*** Opening of INFORMATION ***
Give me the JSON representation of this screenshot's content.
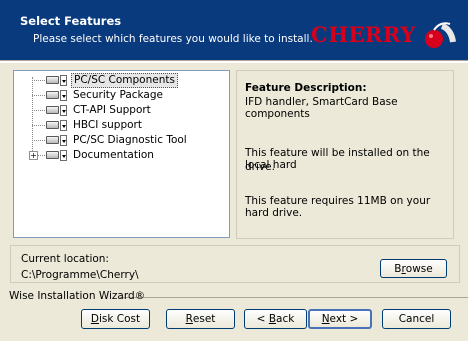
{
  "header": {
    "title": "Select Features",
    "subtitle": "Please select which features you would like to install.",
    "logo_text": "CHERRY",
    "colors": {
      "background": "#0a3a7e",
      "logo": "#d6001c"
    }
  },
  "tree": {
    "items": [
      {
        "label": "PC/SC Components",
        "selected": true,
        "expandable": false,
        "icon": "drive-icon"
      },
      {
        "label": "Security Package",
        "selected": false,
        "expandable": false,
        "icon": "drive-icon"
      },
      {
        "label": "CT-API Support",
        "selected": false,
        "expandable": false,
        "icon": "drive-icon"
      },
      {
        "label": "HBCI support",
        "selected": false,
        "expandable": false,
        "icon": "drive-icon"
      },
      {
        "label": "PC/SC Diagnostic Tool",
        "selected": false,
        "expandable": false,
        "icon": "drive-icon"
      },
      {
        "label": "Documentation",
        "selected": false,
        "expandable": true,
        "icon": "drive-icon"
      }
    ]
  },
  "description": {
    "heading": "Feature Description:",
    "text": "IFD handler, SmartCard Base components",
    "install_line1": "This feature will be installed on the local hard",
    "install_line2": "drive.",
    "requirement": "This feature requires 11MB on your hard drive."
  },
  "location": {
    "label": "Current location:",
    "path": "C:\\Programme\\Cherry\\",
    "browse_prefix": "B",
    "browse_accel": "r",
    "browse_suffix": "owse"
  },
  "footer": {
    "brand": "Wise Installation Wizard®",
    "disk_cost_accel": "D",
    "disk_cost_rest": "isk Cost",
    "reset_accel": "R",
    "reset_rest": "eset",
    "back_prefix": "< ",
    "back_accel": "B",
    "back_rest": "ack",
    "next_accel": "N",
    "next_rest": "ext >",
    "cancel_label": "Cancel"
  }
}
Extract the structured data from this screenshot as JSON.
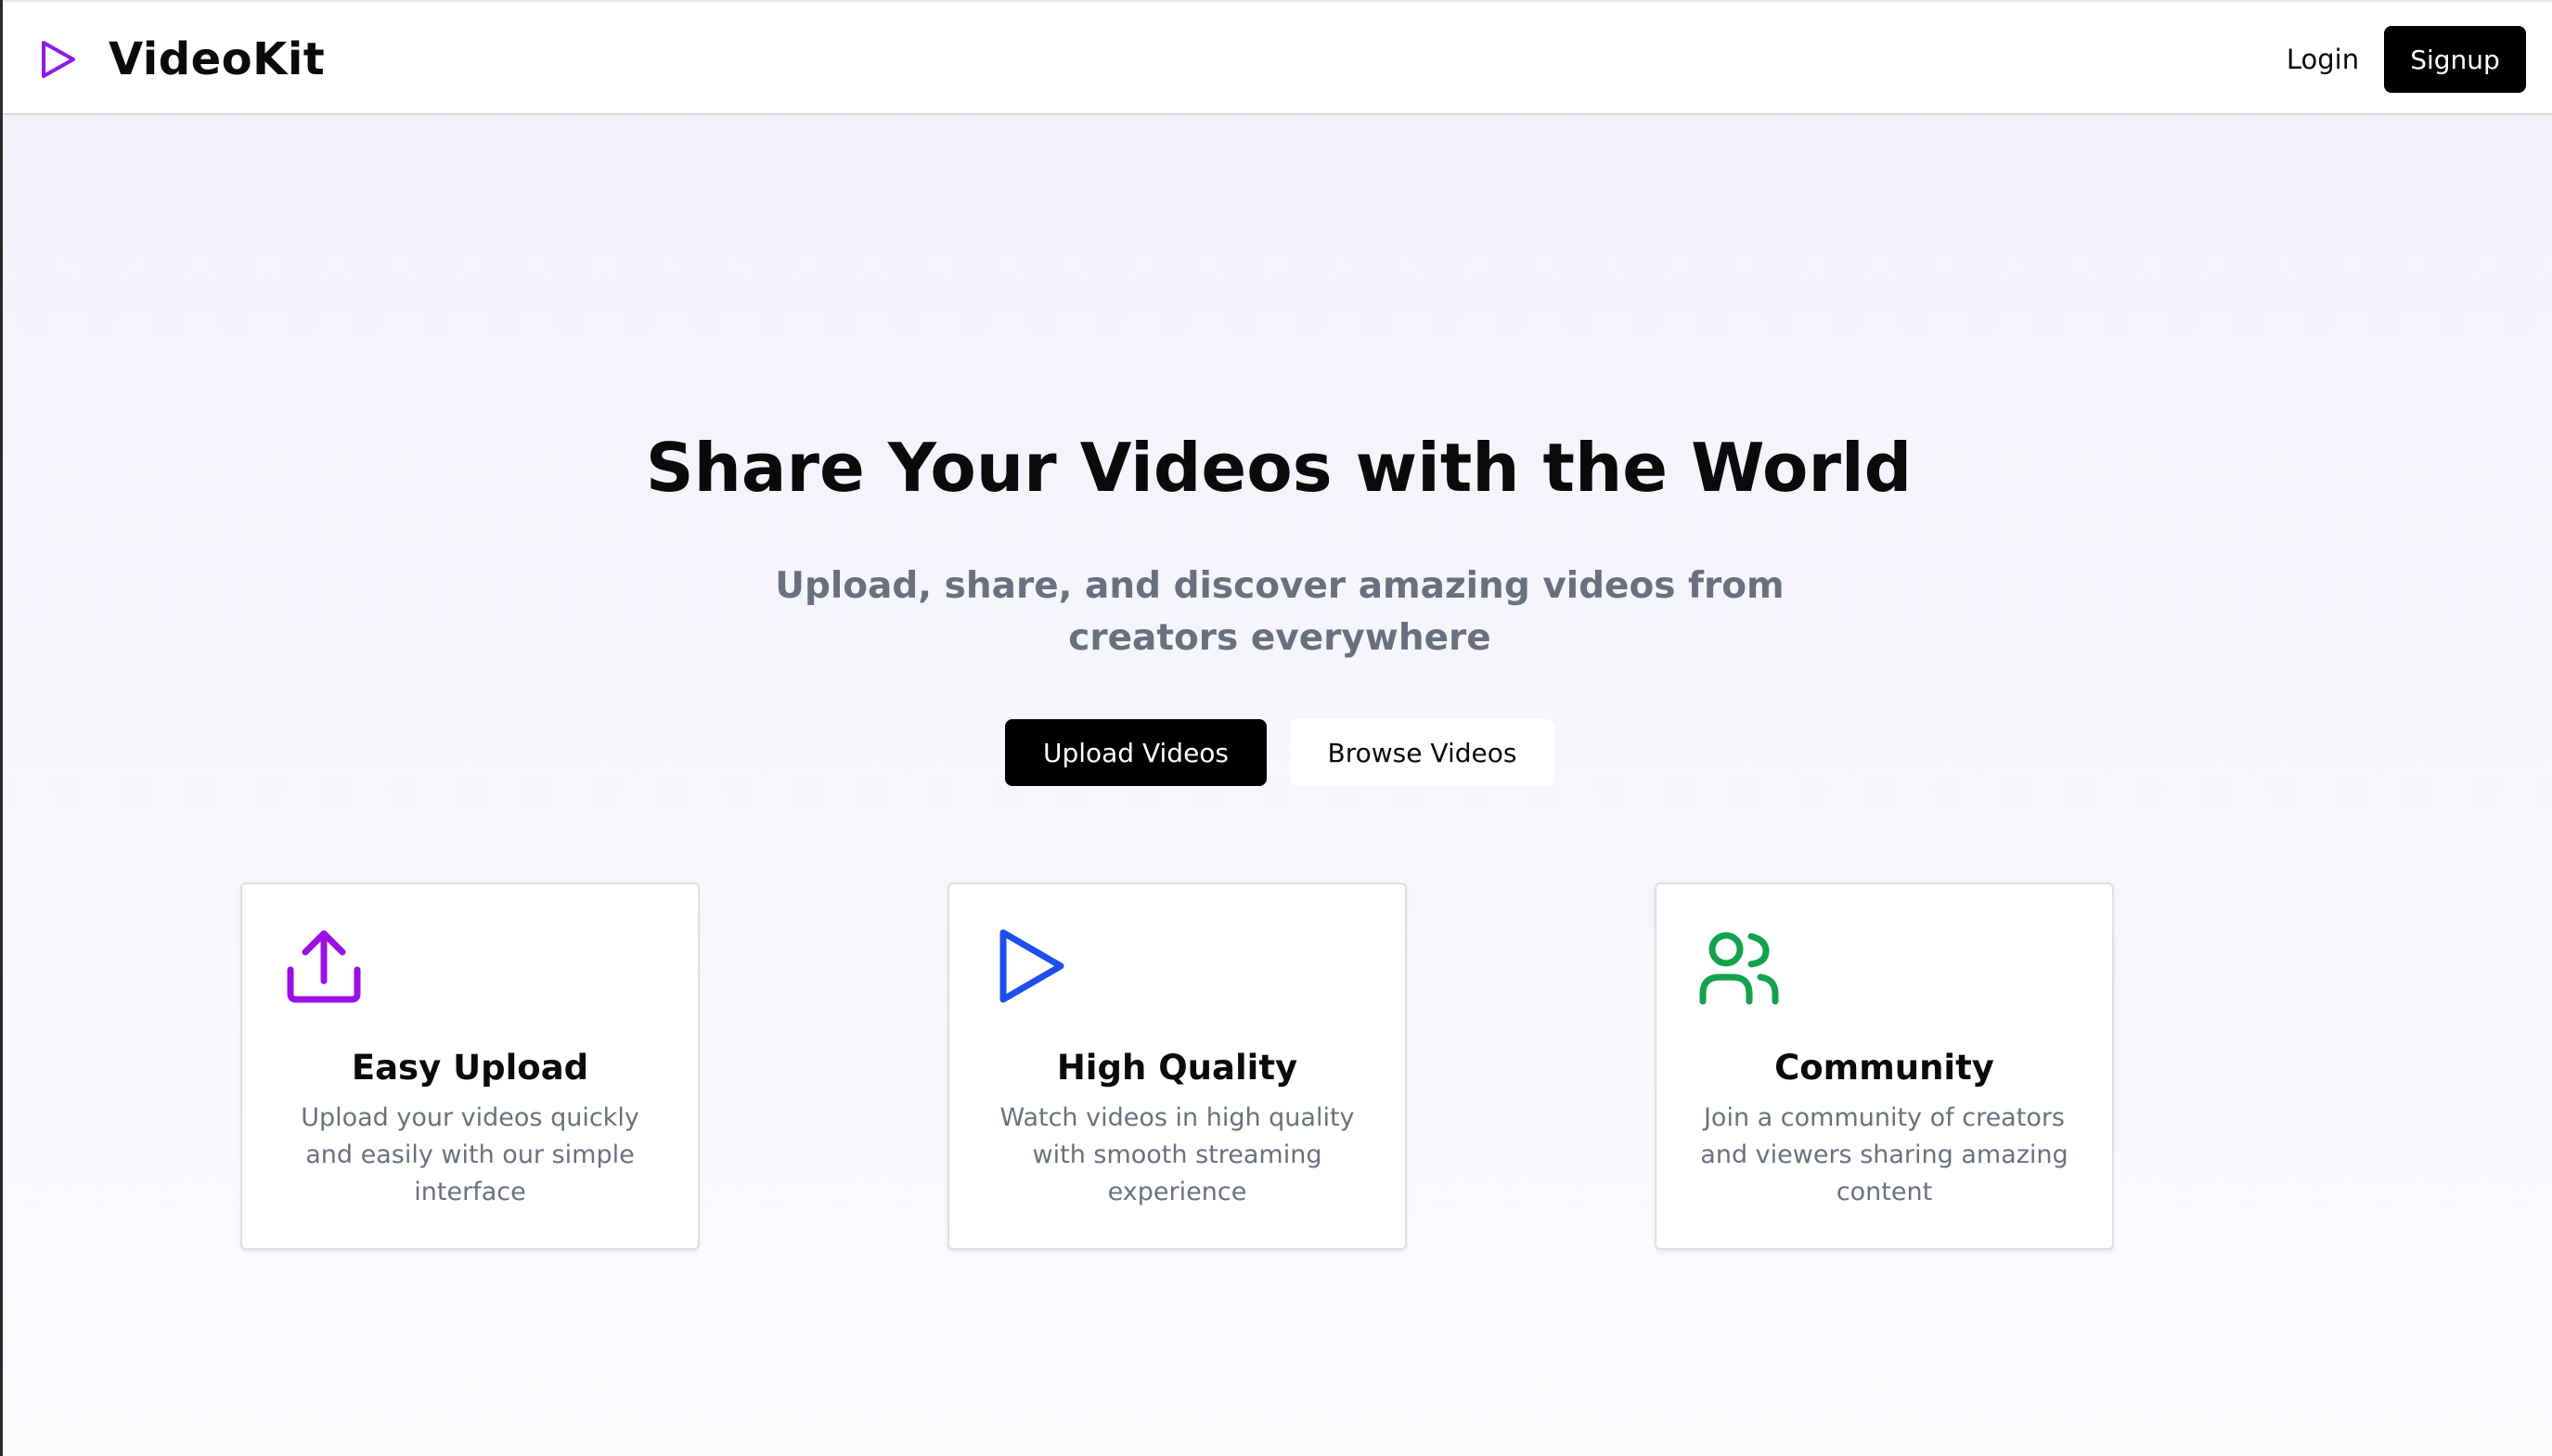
{
  "brand": {
    "name": "VideoKit",
    "icon": "play-icon",
    "accent": "#8b1ce8"
  },
  "nav": {
    "login_label": "Login",
    "signup_label": "Signup"
  },
  "hero": {
    "title": "Share Your Videos with the World",
    "subtitle": "Upload, share, and discover amazing videos from creators everywhere",
    "primary_cta": "Upload Videos",
    "secondary_cta": "Browse Videos"
  },
  "features": [
    {
      "icon": "upload-icon",
      "icon_color": "#9b10e6",
      "title": "Easy Upload",
      "text": "Upload your videos quickly and easily with our simple interface"
    },
    {
      "icon": "play-icon",
      "icon_color": "#1d4ff0",
      "title": "High Quality",
      "text": "Watch videos in high quality with smooth streaming experience"
    },
    {
      "icon": "users-icon",
      "icon_color": "#12a34a",
      "title": "Community",
      "text": "Join a community of creators and viewers sharing amazing content"
    }
  ]
}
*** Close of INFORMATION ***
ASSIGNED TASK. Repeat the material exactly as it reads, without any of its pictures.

ANSWER FOR THIS EXERCISE.
Give me the JSON representation of this screenshot's content.
{
  "header": {
    "title": "Select Features",
    "subtitle": "Please select which features you would like to install.",
    "logo_text": "CHERRY",
    "colors": {
      "background": "#0a3a7e",
      "logo": "#d6001c"
    }
  },
  "tree": {
    "items": [
      {
        "label": "PC/SC Components",
        "selected": true,
        "expandable": false,
        "icon": "drive-icon"
      },
      {
        "label": "Security Package",
        "selected": false,
        "expandable": false,
        "icon": "drive-icon"
      },
      {
        "label": "CT-API Support",
        "selected": false,
        "expandable": false,
        "icon": "drive-icon"
      },
      {
        "label": "HBCI support",
        "selected": false,
        "expandable": false,
        "icon": "drive-icon"
      },
      {
        "label": "PC/SC Diagnostic Tool",
        "selected": false,
        "expandable": false,
        "icon": "drive-icon"
      },
      {
        "label": "Documentation",
        "selected": false,
        "expandable": true,
        "icon": "drive-icon"
      }
    ]
  },
  "description": {
    "heading": "Feature Description:",
    "text": "IFD handler, SmartCard Base components",
    "install_line1": "This feature will be installed on the local hard",
    "install_line2": "drive.",
    "requirement": "This feature requires 11MB on your hard drive."
  },
  "location": {
    "label": "Current location:",
    "path": "C:\\Programme\\Cherry\\",
    "browse_prefix": "B",
    "browse_accel": "r",
    "browse_suffix": "owse"
  },
  "footer": {
    "brand": "Wise Installation Wizard®",
    "disk_cost_accel": "D",
    "disk_cost_rest": "isk Cost",
    "reset_accel": "R",
    "reset_rest": "eset",
    "back_prefix": "< ",
    "back_accel": "B",
    "back_rest": "ack",
    "next_accel": "N",
    "next_rest": "ext >",
    "cancel_label": "Cancel"
  }
}
Extract the structured data from this screenshot as JSON.
{
  "brand": {
    "name": "VideoKit",
    "icon": "play-icon",
    "accent": "#8b1ce8"
  },
  "nav": {
    "login_label": "Login",
    "signup_label": "Signup"
  },
  "hero": {
    "title": "Share Your Videos with the World",
    "subtitle": "Upload, share, and discover amazing videos from creators everywhere",
    "primary_cta": "Upload Videos",
    "secondary_cta": "Browse Videos"
  },
  "features": [
    {
      "icon": "upload-icon",
      "icon_color": "#9b10e6",
      "title": "Easy Upload",
      "text": "Upload your videos quickly and easily with our simple interface"
    },
    {
      "icon": "play-icon",
      "icon_color": "#1d4ff0",
      "title": "High Quality",
      "text": "Watch videos in high quality with smooth streaming experience"
    },
    {
      "icon": "users-icon",
      "icon_color": "#12a34a",
      "title": "Community",
      "text": "Join a community of creators and viewers sharing amazing content"
    }
  ]
}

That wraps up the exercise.